Washington state senators have teed up a mileage-based tax for electric and plug-in hybrid vehicles as the first step toward changing how the state pays for road maintenance and other transportation needs. Policymakers expect gas tax revenue to decline long term. Oregon has been experimenting with a per-mile charge for years. Continue Reading Pay-Per-Mile Tax Gets A Test Drive In Washington Legislature To Augment Gas Tax

Read More »
Snow covers the ground in Waco, Texas, on Feb. 17. Texas Gov. Greg Abbott has blamed renewable energy sources for the blackouts that have hit the state. In fact, they were caused by a systemwide failure across all energy sources. Matthew Busch/AFP via Getty Images

No, Texas Blackouts Weren’t Caused By Wind And Solar Energy Failure. Here’s What Really Happened

The focus on windmills ignores the evident fact that — as Abbott acknowledged on local TV — every kind of power generation fell short in this storm. In fact, significantly more natural gas and coal went offline than renewables. But that doesn’t suggest fossil fuels were uniquely to blame either — they were responsible for more production, so it’s no surprise they were the source of more failures. Continue Reading No, Texas Blackouts Weren’t Caused By Wind And Solar Energy Failure. Here’s What Really Happened

Read More »
All new cars sold in Washington state would need to be electric by 2030 if the legislature approves a pending bill. CREDIT: Tom Banse/N3

Washington Lawmakers Consider Shifting All New Car Sales To Electric Only By 2030

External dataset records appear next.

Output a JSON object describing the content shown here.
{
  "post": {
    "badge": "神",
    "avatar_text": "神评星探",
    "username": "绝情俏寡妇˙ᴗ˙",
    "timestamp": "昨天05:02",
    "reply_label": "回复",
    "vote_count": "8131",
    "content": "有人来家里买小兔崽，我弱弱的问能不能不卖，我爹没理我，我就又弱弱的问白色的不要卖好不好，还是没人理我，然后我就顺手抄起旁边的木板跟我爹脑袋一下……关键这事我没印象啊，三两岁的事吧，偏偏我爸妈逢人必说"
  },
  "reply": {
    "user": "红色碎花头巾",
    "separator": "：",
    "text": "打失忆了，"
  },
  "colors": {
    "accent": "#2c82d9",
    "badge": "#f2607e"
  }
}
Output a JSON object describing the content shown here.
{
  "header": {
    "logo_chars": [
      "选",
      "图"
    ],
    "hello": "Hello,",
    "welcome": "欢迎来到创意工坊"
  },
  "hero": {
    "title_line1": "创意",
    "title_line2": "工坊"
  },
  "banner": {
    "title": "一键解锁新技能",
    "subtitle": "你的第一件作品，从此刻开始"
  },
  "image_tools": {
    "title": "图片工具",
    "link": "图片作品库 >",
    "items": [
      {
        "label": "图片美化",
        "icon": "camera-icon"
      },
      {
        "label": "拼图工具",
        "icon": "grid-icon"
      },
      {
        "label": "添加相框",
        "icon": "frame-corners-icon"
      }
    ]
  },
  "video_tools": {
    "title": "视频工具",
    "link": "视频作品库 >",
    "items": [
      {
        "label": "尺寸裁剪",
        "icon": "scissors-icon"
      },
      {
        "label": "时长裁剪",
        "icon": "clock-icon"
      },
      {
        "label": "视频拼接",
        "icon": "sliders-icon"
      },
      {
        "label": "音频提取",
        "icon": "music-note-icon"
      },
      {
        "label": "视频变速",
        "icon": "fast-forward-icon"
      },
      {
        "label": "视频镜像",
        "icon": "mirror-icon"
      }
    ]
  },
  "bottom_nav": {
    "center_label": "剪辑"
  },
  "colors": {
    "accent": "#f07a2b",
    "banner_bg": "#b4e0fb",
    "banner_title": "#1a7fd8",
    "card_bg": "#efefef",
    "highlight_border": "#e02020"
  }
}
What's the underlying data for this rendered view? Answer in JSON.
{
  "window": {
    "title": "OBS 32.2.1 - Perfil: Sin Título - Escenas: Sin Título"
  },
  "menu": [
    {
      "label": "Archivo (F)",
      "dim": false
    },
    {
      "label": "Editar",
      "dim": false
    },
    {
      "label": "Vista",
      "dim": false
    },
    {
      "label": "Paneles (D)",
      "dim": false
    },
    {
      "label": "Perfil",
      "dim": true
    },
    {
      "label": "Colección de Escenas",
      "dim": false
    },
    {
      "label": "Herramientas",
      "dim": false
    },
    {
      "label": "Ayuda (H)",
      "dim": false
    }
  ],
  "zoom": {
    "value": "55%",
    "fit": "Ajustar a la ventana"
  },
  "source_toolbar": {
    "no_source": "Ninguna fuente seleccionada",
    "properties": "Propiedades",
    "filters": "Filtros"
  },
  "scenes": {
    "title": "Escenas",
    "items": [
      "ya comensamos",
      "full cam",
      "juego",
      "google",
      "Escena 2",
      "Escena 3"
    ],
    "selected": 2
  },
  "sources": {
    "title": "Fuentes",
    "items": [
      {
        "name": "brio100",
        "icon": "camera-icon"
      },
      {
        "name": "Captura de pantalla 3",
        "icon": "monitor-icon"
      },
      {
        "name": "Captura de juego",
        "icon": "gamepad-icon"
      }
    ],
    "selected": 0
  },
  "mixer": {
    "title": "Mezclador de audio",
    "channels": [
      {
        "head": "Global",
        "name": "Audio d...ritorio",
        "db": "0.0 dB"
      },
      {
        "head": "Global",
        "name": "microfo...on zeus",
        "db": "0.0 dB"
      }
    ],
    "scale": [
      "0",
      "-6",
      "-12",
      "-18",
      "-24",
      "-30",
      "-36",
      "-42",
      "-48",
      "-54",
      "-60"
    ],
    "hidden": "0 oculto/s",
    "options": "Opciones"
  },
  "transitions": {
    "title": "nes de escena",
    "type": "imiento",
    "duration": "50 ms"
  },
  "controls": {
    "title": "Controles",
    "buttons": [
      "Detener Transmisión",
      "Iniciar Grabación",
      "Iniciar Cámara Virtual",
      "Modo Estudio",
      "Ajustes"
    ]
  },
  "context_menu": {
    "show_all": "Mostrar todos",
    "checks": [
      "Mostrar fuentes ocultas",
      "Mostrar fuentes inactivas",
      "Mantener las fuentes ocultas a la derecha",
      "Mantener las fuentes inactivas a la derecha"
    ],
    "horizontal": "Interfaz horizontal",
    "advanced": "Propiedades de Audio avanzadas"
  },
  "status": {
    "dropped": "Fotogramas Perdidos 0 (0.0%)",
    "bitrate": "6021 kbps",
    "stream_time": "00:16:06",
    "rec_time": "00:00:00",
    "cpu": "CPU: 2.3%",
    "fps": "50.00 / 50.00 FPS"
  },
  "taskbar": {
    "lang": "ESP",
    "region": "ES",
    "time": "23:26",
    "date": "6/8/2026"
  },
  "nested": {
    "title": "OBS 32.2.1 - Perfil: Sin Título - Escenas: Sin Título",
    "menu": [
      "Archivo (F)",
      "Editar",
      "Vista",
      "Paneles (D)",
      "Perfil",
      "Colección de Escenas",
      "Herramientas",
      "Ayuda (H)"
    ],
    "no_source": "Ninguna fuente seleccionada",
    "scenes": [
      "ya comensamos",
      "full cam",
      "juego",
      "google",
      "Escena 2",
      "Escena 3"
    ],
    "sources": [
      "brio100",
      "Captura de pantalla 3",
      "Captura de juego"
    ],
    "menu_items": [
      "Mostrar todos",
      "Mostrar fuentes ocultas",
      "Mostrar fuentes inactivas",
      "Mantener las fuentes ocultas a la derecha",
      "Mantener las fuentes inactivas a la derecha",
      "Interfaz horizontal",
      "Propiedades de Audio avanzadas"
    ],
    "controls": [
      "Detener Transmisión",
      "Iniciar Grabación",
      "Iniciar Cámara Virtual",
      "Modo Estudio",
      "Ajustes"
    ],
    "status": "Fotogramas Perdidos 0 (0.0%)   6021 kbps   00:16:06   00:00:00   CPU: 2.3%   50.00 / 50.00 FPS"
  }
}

You may be used to hearing a pushy car salesperson ask the timeless question, “What can I do to get you in this car?” But one big thing could be different in Washington state a decade from now. Proposals introduced this winter in the Washington Legislature would end sales of new gasoline-powered cars in the state by 2030. Continue Reading Washington Lawmakers Consider Shifting All New Car Sales To Electric Only By 2030

Read More »